Granted, you can always take pictures with your cell phone. But nothing beats the quality and reliability of the real thing. After all, do you really want to burden Grandma with the grainy, low-quality images of Junior’s sand castle you snapped between calls? We think not. So you’d better get that camera fixed—and soon. At Larmon Photo (111 W. Lancaster Ave., Wayne, 610-688-8755; 31 E. Wynnewood Road, Wynnewood, 610-649-2627; larmonphoto.com), repairs are done in-house by a certified technician. “In most cases, we do them cheaper than the factory, and we also guarantee our work for three years,” says Larmon’s Daniel Stahlecker.
Most of the problems Stahlecker sees are the result of the camera being dropped, or damaged by water or sand. Most are easily fixed with a new lens or computer board—or something as simple as a good cleaning. And those wedded to their point-and-shoots can take heart—Larmon fixes those, too.
Average cost to repair: $120
Cost to replace: $1,300 for a Nikon D90 kit with an 18-105mm Nikkor lens.
So you’ve transformed your kitchen into the sort of culinary laboratory that’s the envy of foodies far and wide. Naturally, you’ve included a high-end Sub Zero refrigerator therein. Good for you—but just because you paid a premium doesn’t mean there’s zero maintenance. Robby Keith, owner of Appliance Repair Service Inc. in Havertown (860 Sussex Blvd, appliance-repairservice.com, 610-544-7500)), estimates that nearly one third of his service calls could be eliminated if customers simply read their owner’s manuals and followed the recommendations for minimal upkeep. Keith’s crew specializes in Sub Zero and Wolf appliances, using only factory parts.
Cost to repair: $100 for annual cleaning, service and safety inspection of any Sub Zero product.
Cost to replace: $15,000 for a Sub Zero Pro 48 refrigerator.

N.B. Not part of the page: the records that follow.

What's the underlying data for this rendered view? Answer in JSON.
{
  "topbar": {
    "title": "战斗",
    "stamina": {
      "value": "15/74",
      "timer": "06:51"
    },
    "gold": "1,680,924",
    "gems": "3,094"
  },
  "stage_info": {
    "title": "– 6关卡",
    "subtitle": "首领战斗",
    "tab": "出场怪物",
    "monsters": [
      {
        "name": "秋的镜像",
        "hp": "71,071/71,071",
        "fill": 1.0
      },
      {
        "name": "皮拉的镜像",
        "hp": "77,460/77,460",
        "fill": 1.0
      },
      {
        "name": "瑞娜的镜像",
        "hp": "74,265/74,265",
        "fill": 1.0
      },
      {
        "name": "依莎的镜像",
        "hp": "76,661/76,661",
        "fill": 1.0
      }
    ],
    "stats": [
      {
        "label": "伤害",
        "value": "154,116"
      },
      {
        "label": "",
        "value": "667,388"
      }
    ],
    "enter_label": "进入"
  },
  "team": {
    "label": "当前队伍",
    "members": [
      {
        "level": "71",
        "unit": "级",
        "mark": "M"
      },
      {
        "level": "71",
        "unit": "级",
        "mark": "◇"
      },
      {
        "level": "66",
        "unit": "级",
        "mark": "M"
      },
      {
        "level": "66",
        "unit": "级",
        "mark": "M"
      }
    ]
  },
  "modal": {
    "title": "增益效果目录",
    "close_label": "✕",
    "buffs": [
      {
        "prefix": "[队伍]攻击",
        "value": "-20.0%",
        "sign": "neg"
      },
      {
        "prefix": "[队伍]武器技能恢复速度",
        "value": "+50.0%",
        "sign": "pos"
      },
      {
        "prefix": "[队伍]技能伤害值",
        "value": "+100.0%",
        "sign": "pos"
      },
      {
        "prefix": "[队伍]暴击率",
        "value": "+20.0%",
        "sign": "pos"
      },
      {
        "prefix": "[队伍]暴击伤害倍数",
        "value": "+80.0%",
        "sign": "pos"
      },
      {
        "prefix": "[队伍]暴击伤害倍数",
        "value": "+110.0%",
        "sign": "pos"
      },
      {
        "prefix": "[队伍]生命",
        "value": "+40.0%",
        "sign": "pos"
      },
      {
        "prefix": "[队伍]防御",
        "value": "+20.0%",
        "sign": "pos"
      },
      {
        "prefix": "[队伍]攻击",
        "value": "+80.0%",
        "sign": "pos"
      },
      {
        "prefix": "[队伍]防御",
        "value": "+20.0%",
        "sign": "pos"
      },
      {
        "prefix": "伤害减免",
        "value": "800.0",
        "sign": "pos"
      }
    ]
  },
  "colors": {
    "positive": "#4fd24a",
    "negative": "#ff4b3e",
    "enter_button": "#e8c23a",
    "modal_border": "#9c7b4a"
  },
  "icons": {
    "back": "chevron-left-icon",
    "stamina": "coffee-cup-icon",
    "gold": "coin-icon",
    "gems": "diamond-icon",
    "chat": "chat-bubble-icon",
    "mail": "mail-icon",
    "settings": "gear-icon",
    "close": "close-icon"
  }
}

Should you choose to shop for furniture these days, now’s the time to look for steals—those hidden gems collecting dust at your local antique shop or consignment store. But once you acquire said diamond in the rough, how best to make it shine again? Leave that to Jim Hoffman at A.QuarterSawn in Upland (555 Upland Ave., 610-368-7889, aquartersawn.com). Hoffman is a craftsman adept at restoring—or, if need be, completely rebuilding—everything from family heirlooms to flea market finds. His services entail everything from touch-ups and brightening to complete restorations. The latter usually involves removing fixtures and the old finish, starting again with color-matched stain, and applying a catalyzed lacquer that seals and protects.
Cost to repair: $625 to refinish a 1930s-era maple bed (headboard, footboard and side boards, including tightening/repairing of fittings, joints and hardware).
Cost to replace: Stickley Mission Harvey Ellis Oak queen bed, $2,545 at Sheffield Furniture, Malvern.